Top of Records to process

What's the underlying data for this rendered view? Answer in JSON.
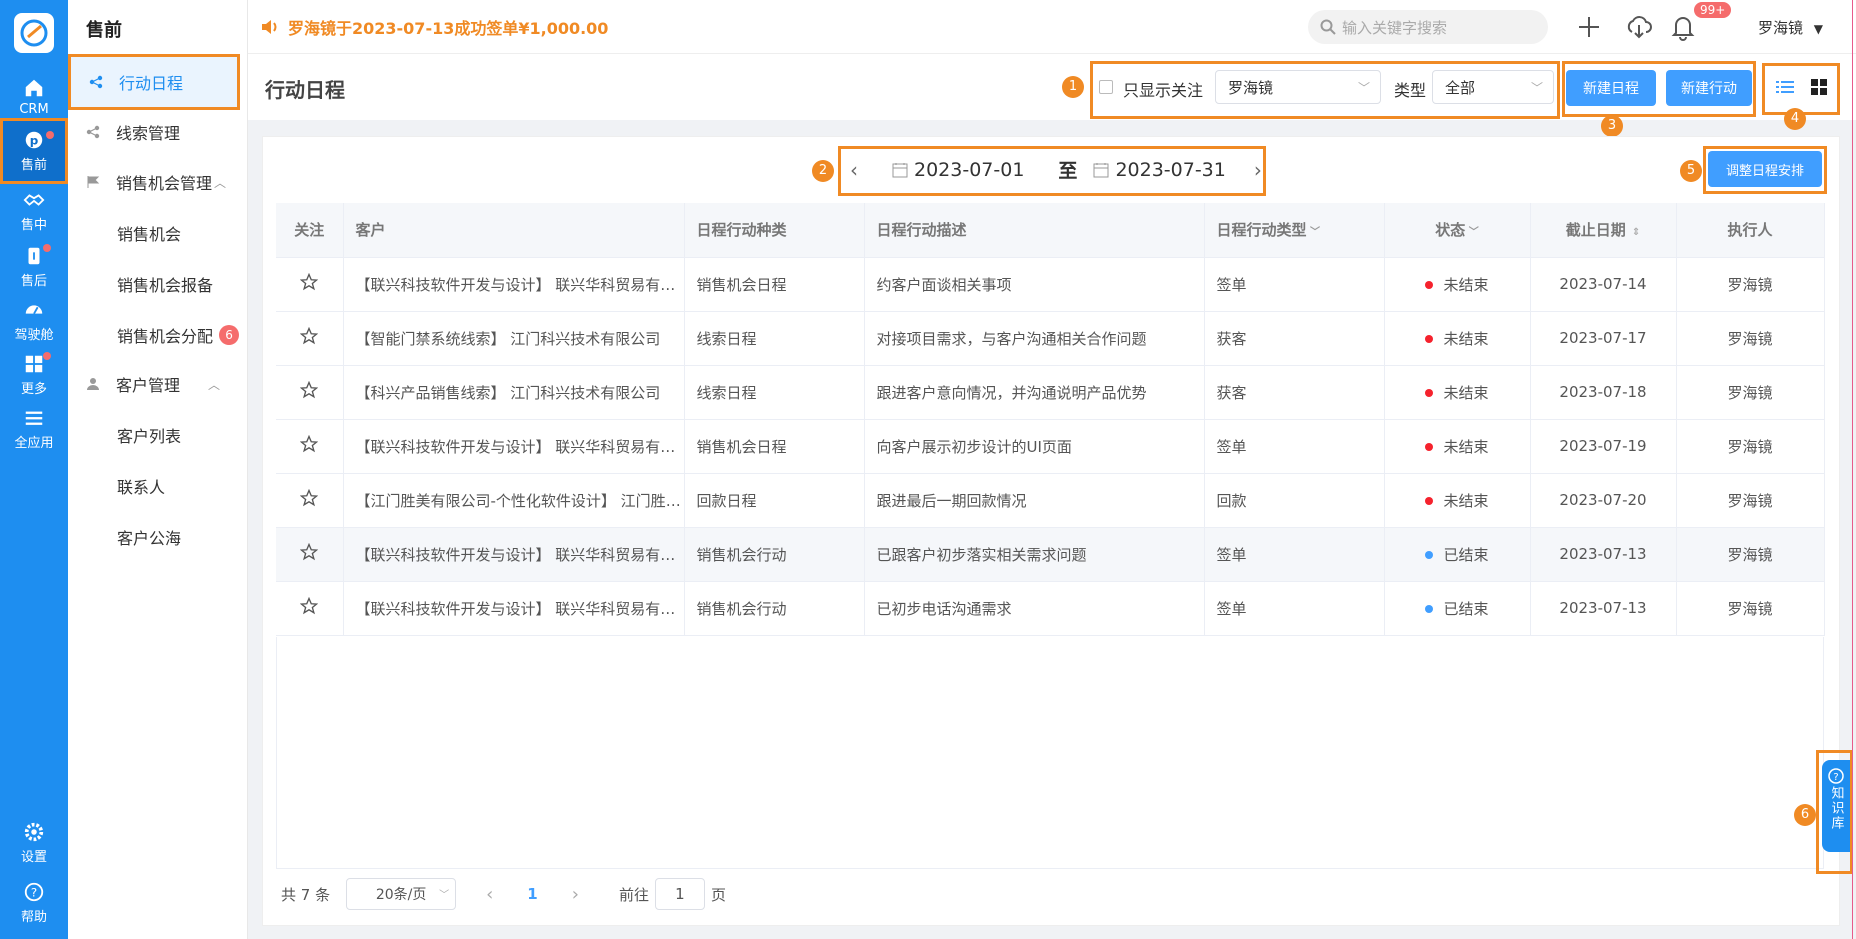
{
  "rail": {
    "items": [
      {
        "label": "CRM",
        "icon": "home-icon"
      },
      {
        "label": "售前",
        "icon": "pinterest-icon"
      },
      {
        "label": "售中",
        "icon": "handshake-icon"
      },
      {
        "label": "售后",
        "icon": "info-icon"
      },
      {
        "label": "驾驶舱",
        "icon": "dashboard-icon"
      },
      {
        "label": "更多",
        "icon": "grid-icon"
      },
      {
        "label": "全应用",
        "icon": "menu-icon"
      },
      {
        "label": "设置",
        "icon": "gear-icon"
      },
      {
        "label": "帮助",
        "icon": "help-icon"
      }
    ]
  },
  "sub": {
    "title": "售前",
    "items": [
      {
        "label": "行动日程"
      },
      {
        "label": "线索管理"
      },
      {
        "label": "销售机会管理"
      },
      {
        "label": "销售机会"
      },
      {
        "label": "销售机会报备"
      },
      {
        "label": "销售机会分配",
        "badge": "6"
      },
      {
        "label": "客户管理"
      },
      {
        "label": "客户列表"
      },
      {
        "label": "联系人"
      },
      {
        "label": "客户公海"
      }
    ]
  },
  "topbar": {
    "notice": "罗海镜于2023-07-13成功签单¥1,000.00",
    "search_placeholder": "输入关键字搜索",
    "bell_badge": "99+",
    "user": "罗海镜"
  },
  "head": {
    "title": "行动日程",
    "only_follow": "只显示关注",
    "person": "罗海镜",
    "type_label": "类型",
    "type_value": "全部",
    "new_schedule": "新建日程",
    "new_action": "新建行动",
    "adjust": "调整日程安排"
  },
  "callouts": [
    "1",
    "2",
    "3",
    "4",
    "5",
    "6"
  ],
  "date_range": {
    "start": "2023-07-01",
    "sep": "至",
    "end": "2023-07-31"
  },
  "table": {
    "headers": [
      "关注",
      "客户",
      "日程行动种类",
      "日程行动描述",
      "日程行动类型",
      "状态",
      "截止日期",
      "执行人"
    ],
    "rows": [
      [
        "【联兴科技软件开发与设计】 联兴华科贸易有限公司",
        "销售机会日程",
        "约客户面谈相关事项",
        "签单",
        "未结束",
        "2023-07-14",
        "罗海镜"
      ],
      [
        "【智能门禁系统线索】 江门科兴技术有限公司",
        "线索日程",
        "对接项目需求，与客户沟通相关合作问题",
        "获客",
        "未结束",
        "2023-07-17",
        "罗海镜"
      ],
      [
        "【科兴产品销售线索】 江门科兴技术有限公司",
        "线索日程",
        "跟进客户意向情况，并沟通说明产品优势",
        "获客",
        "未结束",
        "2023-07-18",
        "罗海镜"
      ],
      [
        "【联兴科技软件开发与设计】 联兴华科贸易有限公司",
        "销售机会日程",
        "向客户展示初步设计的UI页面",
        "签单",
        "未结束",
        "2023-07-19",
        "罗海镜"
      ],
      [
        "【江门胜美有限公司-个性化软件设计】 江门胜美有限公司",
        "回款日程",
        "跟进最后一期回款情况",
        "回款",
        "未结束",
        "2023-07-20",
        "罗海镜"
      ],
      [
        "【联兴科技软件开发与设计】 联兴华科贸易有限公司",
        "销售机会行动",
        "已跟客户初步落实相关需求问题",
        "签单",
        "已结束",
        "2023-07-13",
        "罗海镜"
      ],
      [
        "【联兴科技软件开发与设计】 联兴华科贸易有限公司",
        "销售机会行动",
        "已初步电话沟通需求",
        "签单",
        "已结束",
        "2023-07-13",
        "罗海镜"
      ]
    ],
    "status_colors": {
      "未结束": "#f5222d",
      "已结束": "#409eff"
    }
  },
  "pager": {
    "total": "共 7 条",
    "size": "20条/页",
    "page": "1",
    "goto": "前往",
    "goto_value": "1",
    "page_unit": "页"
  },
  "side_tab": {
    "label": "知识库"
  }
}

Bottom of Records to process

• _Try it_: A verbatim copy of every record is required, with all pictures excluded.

• _Solution to the exercise_:
What's the underlying data for this rendered view? Answer in JSON.
{
  "rail": {
    "items": [
      {
        "label": "CRM",
        "icon": "home-icon"
      },
      {
        "label": "售前",
        "icon": "pinterest-icon"
      },
      {
        "label": "售中",
        "icon": "handshake-icon"
      },
      {
        "label": "售后",
        "icon": "info-icon"
      },
      {
        "label": "驾驶舱",
        "icon": "dashboard-icon"
      },
      {
        "label": "更多",
        "icon": "grid-icon"
      },
      {
        "label": "全应用",
        "icon": "menu-icon"
      },
      {
        "label": "设置",
        "icon": "gear-icon"
      },
      {
        "label": "帮助",
        "icon": "help-icon"
      }
    ]
  },
  "sub": {
    "title": "售前",
    "items": [
      {
        "label": "行动日程"
      },
      {
        "label": "线索管理"
      },
      {
        "label": "销售机会管理"
      },
      {
        "label": "销售机会"
      },
      {
        "label": "销售机会报备"
      },
      {
        "label": "销售机会分配",
        "badge": "6"
      },
      {
        "label": "客户管理"
      },
      {
        "label": "客户列表"
      },
      {
        "label": "联系人"
      },
      {
        "label": "客户公海"
      }
    ]
  },
  "topbar": {
    "notice": "罗海镜于2023-07-13成功签单¥1,000.00",
    "search_placeholder": "输入关键字搜索",
    "bell_badge": "99+",
    "user": "罗海镜"
  },
  "head": {
    "title": "行动日程",
    "only_follow": "只显示关注",
    "person": "罗海镜",
    "type_label": "类型",
    "type_value": "全部",
    "new_schedule": "新建日程",
    "new_action": "新建行动",
    "adjust": "调整日程安排"
  },
  "callouts": [
    "1",
    "2",
    "3",
    "4",
    "5",
    "6"
  ],
  "date_range": {
    "start": "2023-07-01",
    "sep": "至",
    "end": "2023-07-31"
  },
  "table": {
    "headers": [
      "关注",
      "客户",
      "日程行动种类",
      "日程行动描述",
      "日程行动类型",
      "状态",
      "截止日期",
      "执行人"
    ],
    "rows": [
      [
        "【联兴科技软件开发与设计】 联兴华科贸易有限公司",
        "销售机会日程",
        "约客户面谈相关事项",
        "签单",
        "未结束",
        "2023-07-14",
        "罗海镜"
      ],
      [
        "【智能门禁系统线索】 江门科兴技术有限公司",
        "线索日程",
        "对接项目需求，与客户沟通相关合作问题",
        "获客",
        "未结束",
        "2023-07-17",
        "罗海镜"
      ],
      [
        "【科兴产品销售线索】 江门科兴技术有限公司",
        "线索日程",
        "跟进客户意向情况，并沟通说明产品优势",
        "获客",
        "未结束",
        "2023-07-18",
        "罗海镜"
      ],
      [
        "【联兴科技软件开发与设计】 联兴华科贸易有限公司",
        "销售机会日程",
        "向客户展示初步设计的UI页面",
        "签单",
        "未结束",
        "2023-07-19",
        "罗海镜"
      ],
      [
        "【江门胜美有限公司-个性化软件设计】 江门胜美有限公司",
        "回款日程",
        "跟进最后一期回款情况",
        "回款",
        "未结束",
        "2023-07-20",
        "罗海镜"
      ],
      [
        "【联兴科技软件开发与设计】 联兴华科贸易有限公司",
        "销售机会行动",
        "已跟客户初步落实相关需求问题",
        "签单",
        "已结束",
        "2023-07-13",
        "罗海镜"
      ],
      [
        "【联兴科技软件开发与设计】 联兴华科贸易有限公司",
        "销售机会行动",
        "已初步电话沟通需求",
        "签单",
        "已结束",
        "2023-07-13",
        "罗海镜"
      ]
    ],
    "status_colors": {
      "未结束": "#f5222d",
      "已结束": "#409eff"
    }
  },
  "pager": {
    "total": "共 7 条",
    "size": "20条/页",
    "page": "1",
    "goto": "前往",
    "goto_value": "1",
    "page_unit": "页"
  },
  "side_tab": {
    "label": "知识库"
  }
}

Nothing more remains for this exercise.